──────── DATA RECORDS

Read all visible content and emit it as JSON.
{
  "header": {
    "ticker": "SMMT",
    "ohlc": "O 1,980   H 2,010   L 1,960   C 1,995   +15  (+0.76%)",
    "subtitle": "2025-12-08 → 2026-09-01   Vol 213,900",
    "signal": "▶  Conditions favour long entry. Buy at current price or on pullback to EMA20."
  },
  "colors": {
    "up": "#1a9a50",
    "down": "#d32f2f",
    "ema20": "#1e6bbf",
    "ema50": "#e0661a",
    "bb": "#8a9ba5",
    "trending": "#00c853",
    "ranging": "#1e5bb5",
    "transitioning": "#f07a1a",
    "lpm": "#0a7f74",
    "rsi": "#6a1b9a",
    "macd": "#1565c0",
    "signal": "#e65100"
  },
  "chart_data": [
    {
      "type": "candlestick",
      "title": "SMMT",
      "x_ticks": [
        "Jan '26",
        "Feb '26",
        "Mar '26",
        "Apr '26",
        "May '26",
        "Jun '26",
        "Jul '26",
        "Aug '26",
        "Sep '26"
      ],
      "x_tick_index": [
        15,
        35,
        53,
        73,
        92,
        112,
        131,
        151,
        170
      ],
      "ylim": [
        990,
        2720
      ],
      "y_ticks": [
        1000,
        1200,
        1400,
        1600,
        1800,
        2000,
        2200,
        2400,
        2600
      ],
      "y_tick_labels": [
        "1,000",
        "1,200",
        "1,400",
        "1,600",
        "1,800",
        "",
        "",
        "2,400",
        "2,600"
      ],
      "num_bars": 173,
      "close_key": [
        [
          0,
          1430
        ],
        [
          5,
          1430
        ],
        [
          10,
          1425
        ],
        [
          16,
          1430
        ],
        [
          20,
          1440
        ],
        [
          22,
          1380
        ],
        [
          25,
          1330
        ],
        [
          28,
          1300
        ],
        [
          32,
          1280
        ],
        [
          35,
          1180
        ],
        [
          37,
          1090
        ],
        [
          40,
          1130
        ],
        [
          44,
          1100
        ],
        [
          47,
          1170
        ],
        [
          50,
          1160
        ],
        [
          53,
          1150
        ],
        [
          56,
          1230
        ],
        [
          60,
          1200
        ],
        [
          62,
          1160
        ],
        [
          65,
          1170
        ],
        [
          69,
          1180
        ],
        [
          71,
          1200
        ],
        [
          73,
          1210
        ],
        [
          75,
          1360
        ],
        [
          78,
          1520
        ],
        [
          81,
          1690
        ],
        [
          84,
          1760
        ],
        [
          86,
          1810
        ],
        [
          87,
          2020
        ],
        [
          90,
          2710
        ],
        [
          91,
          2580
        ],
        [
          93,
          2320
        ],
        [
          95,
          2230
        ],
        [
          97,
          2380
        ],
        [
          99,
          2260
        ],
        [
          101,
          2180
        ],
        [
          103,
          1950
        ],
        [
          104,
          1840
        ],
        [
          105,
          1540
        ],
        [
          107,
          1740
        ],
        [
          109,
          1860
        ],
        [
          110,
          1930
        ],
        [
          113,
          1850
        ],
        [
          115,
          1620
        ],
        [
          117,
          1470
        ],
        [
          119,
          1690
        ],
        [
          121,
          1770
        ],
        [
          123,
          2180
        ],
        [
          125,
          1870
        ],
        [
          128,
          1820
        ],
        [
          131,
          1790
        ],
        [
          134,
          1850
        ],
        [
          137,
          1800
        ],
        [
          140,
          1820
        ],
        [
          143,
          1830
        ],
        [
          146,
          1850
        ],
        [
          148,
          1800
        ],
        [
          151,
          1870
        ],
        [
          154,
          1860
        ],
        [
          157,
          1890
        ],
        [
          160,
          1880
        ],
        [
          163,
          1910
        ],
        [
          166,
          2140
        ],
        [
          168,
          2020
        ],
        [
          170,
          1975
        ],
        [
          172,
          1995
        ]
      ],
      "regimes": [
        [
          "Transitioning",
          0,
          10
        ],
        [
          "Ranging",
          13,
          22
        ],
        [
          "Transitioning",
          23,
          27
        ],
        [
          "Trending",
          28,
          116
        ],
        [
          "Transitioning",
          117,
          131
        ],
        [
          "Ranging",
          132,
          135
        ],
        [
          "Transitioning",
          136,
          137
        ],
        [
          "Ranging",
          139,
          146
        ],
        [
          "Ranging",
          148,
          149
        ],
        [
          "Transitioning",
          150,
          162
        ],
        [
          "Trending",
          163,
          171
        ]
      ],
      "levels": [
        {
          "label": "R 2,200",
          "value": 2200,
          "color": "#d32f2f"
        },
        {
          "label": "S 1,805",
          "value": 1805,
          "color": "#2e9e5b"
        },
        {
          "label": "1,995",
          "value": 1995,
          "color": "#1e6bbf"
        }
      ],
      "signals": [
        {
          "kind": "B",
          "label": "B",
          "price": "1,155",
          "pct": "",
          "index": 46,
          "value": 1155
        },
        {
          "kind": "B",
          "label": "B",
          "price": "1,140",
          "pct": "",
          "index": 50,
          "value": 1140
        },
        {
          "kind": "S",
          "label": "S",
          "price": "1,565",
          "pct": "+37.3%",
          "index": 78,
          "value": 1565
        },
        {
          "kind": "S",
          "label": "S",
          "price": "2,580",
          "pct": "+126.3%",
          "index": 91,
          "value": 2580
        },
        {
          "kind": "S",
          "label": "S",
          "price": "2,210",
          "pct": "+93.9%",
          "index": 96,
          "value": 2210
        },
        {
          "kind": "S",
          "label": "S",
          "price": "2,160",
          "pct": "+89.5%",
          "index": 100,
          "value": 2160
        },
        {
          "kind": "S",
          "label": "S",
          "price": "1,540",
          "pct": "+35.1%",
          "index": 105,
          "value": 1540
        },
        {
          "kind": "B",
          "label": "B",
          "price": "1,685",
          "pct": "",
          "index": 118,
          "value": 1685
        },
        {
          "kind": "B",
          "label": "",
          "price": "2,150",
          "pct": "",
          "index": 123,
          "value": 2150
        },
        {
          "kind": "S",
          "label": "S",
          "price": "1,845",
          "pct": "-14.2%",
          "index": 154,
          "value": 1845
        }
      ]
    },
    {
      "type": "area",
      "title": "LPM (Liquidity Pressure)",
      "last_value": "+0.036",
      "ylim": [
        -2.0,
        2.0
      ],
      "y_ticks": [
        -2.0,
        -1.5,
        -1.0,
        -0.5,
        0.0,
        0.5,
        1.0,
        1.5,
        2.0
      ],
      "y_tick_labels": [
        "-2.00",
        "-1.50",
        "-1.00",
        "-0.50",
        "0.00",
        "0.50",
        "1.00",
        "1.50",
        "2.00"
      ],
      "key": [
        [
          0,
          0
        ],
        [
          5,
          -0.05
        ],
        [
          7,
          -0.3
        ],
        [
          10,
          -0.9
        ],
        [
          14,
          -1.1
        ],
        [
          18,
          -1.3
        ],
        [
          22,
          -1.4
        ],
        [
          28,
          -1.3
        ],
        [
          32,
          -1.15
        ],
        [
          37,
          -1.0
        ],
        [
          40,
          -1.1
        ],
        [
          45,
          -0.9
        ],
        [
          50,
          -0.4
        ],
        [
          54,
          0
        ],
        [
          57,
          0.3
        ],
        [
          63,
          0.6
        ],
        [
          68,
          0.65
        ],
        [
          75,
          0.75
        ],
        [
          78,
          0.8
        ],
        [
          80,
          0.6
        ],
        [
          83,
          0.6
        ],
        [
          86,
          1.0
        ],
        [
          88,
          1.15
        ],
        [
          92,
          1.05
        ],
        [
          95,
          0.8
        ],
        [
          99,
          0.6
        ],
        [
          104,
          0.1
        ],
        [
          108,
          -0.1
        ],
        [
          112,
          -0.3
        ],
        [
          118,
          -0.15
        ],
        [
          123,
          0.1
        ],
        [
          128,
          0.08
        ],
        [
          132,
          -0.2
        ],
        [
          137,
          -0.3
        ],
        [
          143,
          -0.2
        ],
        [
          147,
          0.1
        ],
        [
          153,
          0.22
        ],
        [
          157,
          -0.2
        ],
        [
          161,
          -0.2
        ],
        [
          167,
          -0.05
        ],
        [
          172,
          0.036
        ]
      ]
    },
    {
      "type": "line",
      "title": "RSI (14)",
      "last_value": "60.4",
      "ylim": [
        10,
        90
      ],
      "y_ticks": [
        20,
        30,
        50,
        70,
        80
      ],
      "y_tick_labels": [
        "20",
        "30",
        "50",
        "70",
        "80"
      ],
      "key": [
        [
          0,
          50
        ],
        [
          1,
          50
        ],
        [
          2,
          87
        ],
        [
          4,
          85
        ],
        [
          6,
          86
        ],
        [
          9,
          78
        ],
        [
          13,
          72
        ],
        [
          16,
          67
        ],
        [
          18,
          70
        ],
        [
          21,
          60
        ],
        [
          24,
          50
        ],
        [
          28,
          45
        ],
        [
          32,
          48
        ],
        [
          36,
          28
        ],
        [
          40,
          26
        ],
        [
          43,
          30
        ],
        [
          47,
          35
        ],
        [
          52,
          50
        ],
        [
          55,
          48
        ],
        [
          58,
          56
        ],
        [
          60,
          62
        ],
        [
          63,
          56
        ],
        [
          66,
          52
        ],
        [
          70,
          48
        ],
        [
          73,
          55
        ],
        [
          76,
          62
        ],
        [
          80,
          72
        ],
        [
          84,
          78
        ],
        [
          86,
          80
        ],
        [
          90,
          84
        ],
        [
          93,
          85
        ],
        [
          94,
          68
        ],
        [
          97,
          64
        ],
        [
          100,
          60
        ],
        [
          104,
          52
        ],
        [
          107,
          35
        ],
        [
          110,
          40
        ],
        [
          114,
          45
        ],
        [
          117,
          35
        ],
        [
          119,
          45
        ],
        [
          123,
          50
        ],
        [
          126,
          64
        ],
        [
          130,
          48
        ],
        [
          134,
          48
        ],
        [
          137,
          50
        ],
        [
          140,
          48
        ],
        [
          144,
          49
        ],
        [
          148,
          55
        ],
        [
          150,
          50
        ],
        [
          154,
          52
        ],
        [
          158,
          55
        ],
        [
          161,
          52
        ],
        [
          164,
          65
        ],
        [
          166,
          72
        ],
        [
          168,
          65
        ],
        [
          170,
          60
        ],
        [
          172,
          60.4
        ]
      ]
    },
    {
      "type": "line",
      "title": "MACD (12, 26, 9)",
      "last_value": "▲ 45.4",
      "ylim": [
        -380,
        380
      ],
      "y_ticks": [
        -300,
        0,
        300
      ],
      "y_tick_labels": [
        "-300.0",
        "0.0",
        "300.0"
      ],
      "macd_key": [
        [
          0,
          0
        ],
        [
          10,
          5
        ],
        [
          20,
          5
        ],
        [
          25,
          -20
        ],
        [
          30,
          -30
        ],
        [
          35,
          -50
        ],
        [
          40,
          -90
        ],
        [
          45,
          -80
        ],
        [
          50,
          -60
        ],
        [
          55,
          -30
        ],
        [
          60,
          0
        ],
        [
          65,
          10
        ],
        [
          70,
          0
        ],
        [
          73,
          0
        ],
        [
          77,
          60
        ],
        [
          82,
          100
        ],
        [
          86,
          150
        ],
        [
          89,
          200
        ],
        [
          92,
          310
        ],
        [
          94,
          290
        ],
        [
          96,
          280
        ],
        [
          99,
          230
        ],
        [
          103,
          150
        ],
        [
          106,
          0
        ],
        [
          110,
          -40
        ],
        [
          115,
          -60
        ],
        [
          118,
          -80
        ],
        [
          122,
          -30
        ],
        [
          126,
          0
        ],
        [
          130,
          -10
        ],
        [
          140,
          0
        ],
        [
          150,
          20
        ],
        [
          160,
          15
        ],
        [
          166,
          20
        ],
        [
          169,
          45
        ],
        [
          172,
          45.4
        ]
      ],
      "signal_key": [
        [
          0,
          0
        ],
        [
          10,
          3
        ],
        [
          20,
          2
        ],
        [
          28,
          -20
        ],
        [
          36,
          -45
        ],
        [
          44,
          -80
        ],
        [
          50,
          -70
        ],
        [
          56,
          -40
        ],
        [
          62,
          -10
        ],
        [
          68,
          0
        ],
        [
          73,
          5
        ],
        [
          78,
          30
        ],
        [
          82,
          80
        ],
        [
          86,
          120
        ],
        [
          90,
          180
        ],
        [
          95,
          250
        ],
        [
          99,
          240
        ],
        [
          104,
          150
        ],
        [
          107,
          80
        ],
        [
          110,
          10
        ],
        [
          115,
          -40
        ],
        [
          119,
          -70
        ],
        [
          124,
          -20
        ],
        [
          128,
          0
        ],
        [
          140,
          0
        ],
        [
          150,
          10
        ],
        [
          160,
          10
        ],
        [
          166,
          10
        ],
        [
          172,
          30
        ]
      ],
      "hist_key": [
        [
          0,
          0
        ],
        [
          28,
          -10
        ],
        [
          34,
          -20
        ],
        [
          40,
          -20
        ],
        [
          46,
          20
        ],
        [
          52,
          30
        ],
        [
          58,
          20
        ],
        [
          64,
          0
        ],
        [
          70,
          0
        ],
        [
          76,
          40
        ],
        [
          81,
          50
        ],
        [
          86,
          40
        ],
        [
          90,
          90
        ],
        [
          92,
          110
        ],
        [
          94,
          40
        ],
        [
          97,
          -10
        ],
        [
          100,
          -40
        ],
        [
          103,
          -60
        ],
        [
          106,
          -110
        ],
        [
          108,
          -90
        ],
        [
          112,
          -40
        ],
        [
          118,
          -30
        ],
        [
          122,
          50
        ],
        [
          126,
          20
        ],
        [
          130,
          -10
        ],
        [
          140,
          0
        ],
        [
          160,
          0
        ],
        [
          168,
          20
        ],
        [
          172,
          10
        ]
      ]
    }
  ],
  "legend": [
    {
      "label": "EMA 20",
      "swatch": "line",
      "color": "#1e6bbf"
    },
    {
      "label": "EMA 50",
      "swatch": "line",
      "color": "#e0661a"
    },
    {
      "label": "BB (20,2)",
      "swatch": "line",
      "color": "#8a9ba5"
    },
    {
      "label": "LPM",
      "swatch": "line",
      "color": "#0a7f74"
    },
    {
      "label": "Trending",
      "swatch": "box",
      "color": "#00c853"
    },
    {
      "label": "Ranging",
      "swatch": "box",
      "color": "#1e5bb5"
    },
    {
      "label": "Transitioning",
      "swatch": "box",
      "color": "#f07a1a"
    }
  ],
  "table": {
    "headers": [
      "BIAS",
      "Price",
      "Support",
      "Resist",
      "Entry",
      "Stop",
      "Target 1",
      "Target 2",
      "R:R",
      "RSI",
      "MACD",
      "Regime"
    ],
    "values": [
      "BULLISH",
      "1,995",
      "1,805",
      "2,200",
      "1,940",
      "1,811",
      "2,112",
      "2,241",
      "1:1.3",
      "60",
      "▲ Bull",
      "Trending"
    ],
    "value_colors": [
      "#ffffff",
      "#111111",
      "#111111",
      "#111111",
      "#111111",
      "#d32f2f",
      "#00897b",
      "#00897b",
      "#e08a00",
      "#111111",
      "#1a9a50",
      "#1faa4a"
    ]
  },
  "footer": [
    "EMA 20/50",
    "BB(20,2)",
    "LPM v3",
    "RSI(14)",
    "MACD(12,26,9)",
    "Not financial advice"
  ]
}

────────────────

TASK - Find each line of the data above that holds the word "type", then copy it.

YOUR RESPONSE -
      "type": "candlestick",
      "type": "area",
      "type": "line",
      "type": "line",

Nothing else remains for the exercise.